Problem statement
Every line holding the string "change" should be copied out of the listing.
□ □ □ □ □ □ □
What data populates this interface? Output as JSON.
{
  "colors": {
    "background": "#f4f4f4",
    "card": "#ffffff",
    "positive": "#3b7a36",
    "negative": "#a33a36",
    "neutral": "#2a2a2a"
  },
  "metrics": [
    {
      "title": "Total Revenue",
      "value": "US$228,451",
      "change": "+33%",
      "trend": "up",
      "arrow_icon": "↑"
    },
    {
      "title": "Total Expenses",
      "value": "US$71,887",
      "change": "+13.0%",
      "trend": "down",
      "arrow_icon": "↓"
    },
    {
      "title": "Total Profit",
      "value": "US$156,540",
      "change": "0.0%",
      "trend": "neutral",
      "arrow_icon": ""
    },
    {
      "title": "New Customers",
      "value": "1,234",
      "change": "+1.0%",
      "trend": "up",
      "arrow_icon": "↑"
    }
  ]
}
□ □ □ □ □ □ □
Task answer
      "change": "+33%",
      "change": "+13.0%",
      "change": "0.0%",
      "change": "+1.0%",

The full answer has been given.